Yeezus is an album about self-definition as much as it is about reinvention. And for Kanye, that means defining style and fashion on his own terms. Sonically, he puts Chicago on his back, with features from King Louie, Chief Keef, and sampling Gary Glitter’s “Rock and Roll Part 2”—a song familiar to anyone who’s ever attended a Bulls home game—on “Black Skinhead.” It's only natural he do the same with his style.
The leather black jeans and Malcolm X references in "Black Skinhead" spiritually succeed his line I'm like the fly Malcolm X, buy any jeans necessary from “Good Morning.” West is more willing to take a militant stance this time around. He no longer has to conform to buying into whatever denim trends are “in,” now he’s the one making the rules.
He acknowledges his trendsetting past: the pink polos and backpack from College Dropout, claiming he brought real rap back, while also injecting a well-needed dose of style into the scene. Nobody had swag, man / We the Rat Pack he claims before shouting out Virgil Abloh, Don C., and Ibn Jasper—three people in Kanye's Chi-town circle who've been receiving buzz for the way they're mixing luxury fashion with a streetwear edge: Ibn's Diamond collab, Don C.'s snakeskin snapbacks, and Virgil's PYREX Vision. All three are also black, and it's important to note because the fashion industry has a severe lack of popular black designers.
“New Slaves” is rife with anti-establishment imagery, starting from allusions to the fashion industry’s institutionalized racism—from assuming black people have no means to purchase anything to openly inviting nouveau riche rapper-types to buy everything.
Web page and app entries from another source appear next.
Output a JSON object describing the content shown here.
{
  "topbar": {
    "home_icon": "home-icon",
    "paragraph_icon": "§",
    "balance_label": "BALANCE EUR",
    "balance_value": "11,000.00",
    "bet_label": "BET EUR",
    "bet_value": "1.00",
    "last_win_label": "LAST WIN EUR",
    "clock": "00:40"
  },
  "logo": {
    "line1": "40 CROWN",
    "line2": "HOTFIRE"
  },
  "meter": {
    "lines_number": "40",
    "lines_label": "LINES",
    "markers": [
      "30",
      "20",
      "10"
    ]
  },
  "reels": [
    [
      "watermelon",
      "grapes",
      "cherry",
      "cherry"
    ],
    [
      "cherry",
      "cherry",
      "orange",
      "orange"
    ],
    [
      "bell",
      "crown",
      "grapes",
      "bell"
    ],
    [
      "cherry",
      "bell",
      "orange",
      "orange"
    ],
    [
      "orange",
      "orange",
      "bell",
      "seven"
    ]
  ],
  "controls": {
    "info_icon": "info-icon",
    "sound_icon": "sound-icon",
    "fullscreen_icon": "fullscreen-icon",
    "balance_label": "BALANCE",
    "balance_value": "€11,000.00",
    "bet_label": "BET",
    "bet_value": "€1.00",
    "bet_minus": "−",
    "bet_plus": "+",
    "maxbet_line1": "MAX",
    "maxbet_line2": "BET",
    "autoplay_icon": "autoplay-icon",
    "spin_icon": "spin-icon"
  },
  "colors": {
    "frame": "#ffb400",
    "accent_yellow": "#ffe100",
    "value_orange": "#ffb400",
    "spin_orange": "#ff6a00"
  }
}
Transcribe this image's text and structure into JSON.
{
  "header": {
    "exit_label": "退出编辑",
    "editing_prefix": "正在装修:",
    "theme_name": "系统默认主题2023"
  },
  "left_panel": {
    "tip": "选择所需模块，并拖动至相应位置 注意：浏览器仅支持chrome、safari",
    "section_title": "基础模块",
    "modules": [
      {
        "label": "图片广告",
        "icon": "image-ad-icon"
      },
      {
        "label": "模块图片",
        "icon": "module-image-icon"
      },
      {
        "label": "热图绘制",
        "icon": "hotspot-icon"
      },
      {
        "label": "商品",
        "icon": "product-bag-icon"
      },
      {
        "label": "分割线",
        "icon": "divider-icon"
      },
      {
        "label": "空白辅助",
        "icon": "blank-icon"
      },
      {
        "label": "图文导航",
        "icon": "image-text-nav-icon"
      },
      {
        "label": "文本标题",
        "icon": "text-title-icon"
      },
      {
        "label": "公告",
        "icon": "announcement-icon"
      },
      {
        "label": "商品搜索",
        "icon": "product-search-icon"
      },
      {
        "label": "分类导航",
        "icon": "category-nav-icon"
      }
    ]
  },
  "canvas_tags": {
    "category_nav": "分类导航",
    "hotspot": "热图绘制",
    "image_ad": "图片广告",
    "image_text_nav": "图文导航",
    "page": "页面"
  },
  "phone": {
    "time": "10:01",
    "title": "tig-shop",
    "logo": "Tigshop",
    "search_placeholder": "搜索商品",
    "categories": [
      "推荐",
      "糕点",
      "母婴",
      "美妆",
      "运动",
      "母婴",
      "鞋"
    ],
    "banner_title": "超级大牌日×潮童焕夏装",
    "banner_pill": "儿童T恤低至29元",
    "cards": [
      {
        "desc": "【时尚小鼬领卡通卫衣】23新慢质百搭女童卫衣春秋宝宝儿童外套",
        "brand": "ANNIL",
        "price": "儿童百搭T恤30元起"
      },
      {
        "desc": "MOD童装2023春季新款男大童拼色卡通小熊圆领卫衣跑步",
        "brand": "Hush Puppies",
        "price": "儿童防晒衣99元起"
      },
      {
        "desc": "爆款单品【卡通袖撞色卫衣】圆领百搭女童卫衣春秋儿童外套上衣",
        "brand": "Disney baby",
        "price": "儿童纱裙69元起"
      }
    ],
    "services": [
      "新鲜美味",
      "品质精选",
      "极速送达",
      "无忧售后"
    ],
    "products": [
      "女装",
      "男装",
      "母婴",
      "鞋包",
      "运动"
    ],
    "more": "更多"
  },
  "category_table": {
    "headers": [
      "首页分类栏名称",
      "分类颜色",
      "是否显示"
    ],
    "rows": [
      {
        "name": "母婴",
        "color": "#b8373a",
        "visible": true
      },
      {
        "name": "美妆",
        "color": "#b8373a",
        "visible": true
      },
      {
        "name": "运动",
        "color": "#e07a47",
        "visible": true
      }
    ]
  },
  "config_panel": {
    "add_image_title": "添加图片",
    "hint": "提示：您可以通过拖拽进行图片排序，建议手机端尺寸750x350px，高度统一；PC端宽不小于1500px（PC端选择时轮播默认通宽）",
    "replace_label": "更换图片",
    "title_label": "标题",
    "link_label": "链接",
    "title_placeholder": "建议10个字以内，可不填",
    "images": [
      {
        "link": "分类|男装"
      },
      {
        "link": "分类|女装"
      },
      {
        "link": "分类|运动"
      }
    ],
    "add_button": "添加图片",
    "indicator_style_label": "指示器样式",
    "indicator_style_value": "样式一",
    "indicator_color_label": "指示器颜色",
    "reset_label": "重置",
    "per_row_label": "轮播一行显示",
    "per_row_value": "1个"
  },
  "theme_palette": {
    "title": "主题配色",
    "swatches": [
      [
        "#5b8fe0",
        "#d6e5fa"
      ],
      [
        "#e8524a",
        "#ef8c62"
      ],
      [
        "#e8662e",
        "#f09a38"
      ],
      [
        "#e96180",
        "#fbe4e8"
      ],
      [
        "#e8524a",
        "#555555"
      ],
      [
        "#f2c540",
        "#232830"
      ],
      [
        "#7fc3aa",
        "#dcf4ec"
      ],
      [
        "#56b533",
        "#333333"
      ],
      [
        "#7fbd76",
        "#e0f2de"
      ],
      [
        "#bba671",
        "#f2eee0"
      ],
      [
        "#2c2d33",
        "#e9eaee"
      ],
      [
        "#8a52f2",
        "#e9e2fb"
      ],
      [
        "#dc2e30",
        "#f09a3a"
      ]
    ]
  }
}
West, for one, isn’t buying it anymore.
After all, this is an industry he worked hard to ingratiate himself with. From interning at Fendi to cancelling his streetwear line, Pastelle, West has established himself as a true perfectionist. So he made his celebrity appearances, learned the ropes of fashion from lauded designers like Hedi Slimane and Giuseppe Zanotti, who encouraged him to keep at it. While his first collection was widely panned, his second attempt was deemed merely passable. You can imagine the type of toll that would take on someone with Kanye’s mindset.
Perhaps that was the impetus for the rapper to reject the totems of high fashion, shying away from designers like Alexander Wang in favor of supporting his friends' labels—his C-Murder allusion on "Blood On The Leaves" attests to this. Take for example, the #BEEN #TRILL x Yeezus shirts recently spotted at a London party for Hood By Air, where the label took over the century-old Selfridges store's parking garage and turned it into a temporary skate park. The overall neo-punk feel of Yeezus serves the austere, dark aesthetic of these younger labels perfectly.
From the pared-down production values to the soul sound that got him to where he is in the first place, what Yeezus does best is cement West as a true man of style for the right reasons: He is an artist first, a style icon second—not that he gives a fuck about that anymore. He’s become jaded by fashion and just wants to wear shit that makes him feel comfortable.
Kanye’s shift from being a wholehearted fan of the fashion industry to a critic against materialism has allowed him to express himself fully in a more familiar medium: music. Which raises another key question: Does this mean his fashion designer dreams are over?
Quite possibly. But in a world where Yeezy's cohorts are dictating the fashion conversation, where Virgil Abloh is already parading around in a T-shirt emblazoned with "Not For Sale," chances are won’t be long until everyone becomes fluent in “Swaghili.”